▶ **Items listed in a dataset**
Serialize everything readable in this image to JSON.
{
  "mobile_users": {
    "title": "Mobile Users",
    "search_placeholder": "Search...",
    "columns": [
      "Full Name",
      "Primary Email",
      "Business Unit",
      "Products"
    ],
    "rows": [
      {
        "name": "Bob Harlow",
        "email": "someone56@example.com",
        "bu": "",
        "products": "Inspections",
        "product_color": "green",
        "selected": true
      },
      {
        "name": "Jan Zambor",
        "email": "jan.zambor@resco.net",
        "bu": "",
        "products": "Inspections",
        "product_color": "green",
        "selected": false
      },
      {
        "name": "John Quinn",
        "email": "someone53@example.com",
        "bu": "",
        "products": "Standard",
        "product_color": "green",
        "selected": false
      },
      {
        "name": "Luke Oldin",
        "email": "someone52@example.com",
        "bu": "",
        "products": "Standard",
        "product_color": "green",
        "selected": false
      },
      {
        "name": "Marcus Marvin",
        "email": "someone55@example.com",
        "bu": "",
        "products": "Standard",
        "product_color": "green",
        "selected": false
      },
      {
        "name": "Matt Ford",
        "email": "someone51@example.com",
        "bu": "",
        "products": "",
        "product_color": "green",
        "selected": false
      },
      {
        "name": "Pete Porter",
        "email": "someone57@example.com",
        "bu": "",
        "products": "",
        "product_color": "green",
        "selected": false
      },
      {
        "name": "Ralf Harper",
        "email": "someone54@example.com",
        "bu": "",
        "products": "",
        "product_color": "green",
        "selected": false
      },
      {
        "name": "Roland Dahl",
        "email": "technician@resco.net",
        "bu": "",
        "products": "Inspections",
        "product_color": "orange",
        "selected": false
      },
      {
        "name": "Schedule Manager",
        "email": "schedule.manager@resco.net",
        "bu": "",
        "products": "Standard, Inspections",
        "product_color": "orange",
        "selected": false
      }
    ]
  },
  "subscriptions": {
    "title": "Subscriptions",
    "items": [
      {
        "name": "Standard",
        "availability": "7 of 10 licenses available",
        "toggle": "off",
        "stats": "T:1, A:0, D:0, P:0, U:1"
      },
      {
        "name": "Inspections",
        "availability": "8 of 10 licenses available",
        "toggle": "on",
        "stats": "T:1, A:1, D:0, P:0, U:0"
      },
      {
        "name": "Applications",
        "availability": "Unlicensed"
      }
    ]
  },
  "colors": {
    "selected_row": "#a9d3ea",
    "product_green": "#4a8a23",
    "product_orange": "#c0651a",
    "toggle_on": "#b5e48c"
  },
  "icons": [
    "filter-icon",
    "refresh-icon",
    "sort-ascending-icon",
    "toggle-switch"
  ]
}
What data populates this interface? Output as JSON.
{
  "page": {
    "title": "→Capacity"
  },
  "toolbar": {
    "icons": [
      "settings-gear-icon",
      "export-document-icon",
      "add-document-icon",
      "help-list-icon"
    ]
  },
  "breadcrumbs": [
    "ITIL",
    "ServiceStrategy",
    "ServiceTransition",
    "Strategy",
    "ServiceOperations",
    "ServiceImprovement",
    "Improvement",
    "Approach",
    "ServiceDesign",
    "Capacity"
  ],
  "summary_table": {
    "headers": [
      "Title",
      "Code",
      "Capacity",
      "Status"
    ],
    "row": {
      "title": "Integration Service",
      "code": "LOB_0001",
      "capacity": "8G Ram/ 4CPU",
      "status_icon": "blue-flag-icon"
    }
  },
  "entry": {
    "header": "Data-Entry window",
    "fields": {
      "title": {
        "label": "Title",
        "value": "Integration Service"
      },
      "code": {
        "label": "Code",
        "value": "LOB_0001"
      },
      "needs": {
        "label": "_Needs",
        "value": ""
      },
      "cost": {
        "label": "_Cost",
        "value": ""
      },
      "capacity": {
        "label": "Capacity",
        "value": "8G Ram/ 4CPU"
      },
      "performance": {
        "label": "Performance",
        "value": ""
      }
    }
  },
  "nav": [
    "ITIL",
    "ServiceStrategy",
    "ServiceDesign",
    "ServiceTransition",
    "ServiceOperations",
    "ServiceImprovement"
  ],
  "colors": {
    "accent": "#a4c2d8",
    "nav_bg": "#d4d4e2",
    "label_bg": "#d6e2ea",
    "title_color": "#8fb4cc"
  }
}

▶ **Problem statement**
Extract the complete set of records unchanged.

▶ **Expected output**
Serialize everything readable in this image to JSON.
{
  "mobile_users": {
    "title": "Mobile Users",
    "search_placeholder": "Search...",
    "columns": [
      "Full Name",
      "Primary Email",
      "Business Unit",
      "Products"
    ],
    "rows": [
      {
        "name": "Bob Harlow",
        "email": "someone56@example.com",
        "bu": "",
        "products": "Inspections",
        "product_color": "green",
        "selected": true
      },
      {
        "name": "Jan Zambor",
        "email": "jan.zambor@resco.net",
        "bu": "",
        "products": "Inspections",
        "product_color": "green",
        "selected": false
      },
      {
        "name": "John Quinn",
        "email": "someone53@example.com",
        "bu": "",
        "products": "Standard",
        "product_color": "green",
        "selected": false
      },
      {
        "name": "Luke Oldin",
        "email": "someone52@example.com",
        "bu": "",
        "products": "Standard",
        "product_color": "green",
        "selected": false
      },
      {
        "name": "Marcus Marvin",
        "email": "someone55@example.com",
        "bu": "",
        "products": "Standard",
        "product_color": "green",
        "selected": false
      },
      {
        "name": "Matt Ford",
        "email": "someone51@example.com",
        "bu": "",
        "products": "",
        "product_color": "green",
        "selected": false
      },
      {
        "name": "Pete Porter",
        "email": "someone57@example.com",
        "bu": "",
        "products": "",
        "product_color": "green",
        "selected": false
      },
      {
        "name": "Ralf Harper",
        "email": "someone54@example.com",
        "bu": "",
        "products": "",
        "product_color": "green",
        "selected": false
      },
      {
        "name": "Roland Dahl",
        "email": "technician@resco.net",
        "bu": "",
        "products": "Inspections",
        "product_color": "orange",
        "selected": false
      },
      {
        "name": "Schedule Manager",
        "email": "schedule.manager@resco.net",
        "bu": "",
        "products": "Standard, Inspections",
        "product_color": "orange",
        "selected": false
      }
    ]
  },
  "subscriptions": {
    "title": "Subscriptions",
    "items": [
      {
        "name": "Standard",
        "availability": "7 of 10 licenses available",
        "toggle": "off",
        "stats": "T:1, A:0, D:0, P:0, U:1"
      },
      {
        "name": "Inspections",
        "availability": "8 of 10 licenses available",
        "toggle": "on",
        "stats": "T:1, A:1, D:0, P:0, U:0"
      },
      {
        "name": "Applications",
        "availability": "Unlicensed"
      }
    ]
  },
  "colors": {
    "selected_row": "#a9d3ea",
    "product_green": "#4a8a23",
    "product_orange": "#c0651a",
    "toggle_on": "#b5e48c"
  },
  "icons": [
    "filter-icon",
    "refresh-icon",
    "sort-ascending-icon",
    "toggle-switch"
  ]
}
What data populates this interface? Output as JSON.
{
  "page": {
    "title": "→Capacity"
  },
  "toolbar": {
    "icons": [
      "settings-gear-icon",
      "export-document-icon",
      "add-document-icon",
      "help-list-icon"
    ]
  },
  "breadcrumbs": [
    "ITIL",
    "ServiceStrategy",
    "ServiceTransition",
    "Strategy",
    "ServiceOperations",
    "ServiceImprovement",
    "Improvement",
    "Approach",
    "ServiceDesign",
    "Capacity"
  ],
  "summary_table": {
    "headers": [
      "Title",
      "Code",
      "Capacity",
      "Status"
    ],
    "row": {
      "title": "Integration Service",
      "code": "LOB_0001",
      "capacity": "8G Ram/ 4CPU",
      "status_icon": "blue-flag-icon"
    }
  },
  "entry": {
    "header": "Data-Entry window",
    "fields": {
      "title": {
        "label": "Title",
        "value": "Integration Service"
      },
      "code": {
        "label": "Code",
        "value": "LOB_0001"
      },
      "needs": {
        "label": "_Needs",
        "value": ""
      },
      "cost": {
        "label": "_Cost",
        "value": ""
      },
      "capacity": {
        "label": "Capacity",
        "value": "8G Ram/ 4CPU"
      },
      "performance": {
        "label": "Performance",
        "value": ""
      }
    }
  },
  "nav": [
    "ITIL",
    "ServiceStrategy",
    "ServiceDesign",
    "ServiceTransition",
    "ServiceOperations",
    "ServiceImprovement"
  ],
  "colors": {
    "accent": "#a4c2d8",
    "nav_bg": "#d4d4e2",
    "label_bg": "#d6e2ea",
    "title_color": "#8fb4cc"
  }
}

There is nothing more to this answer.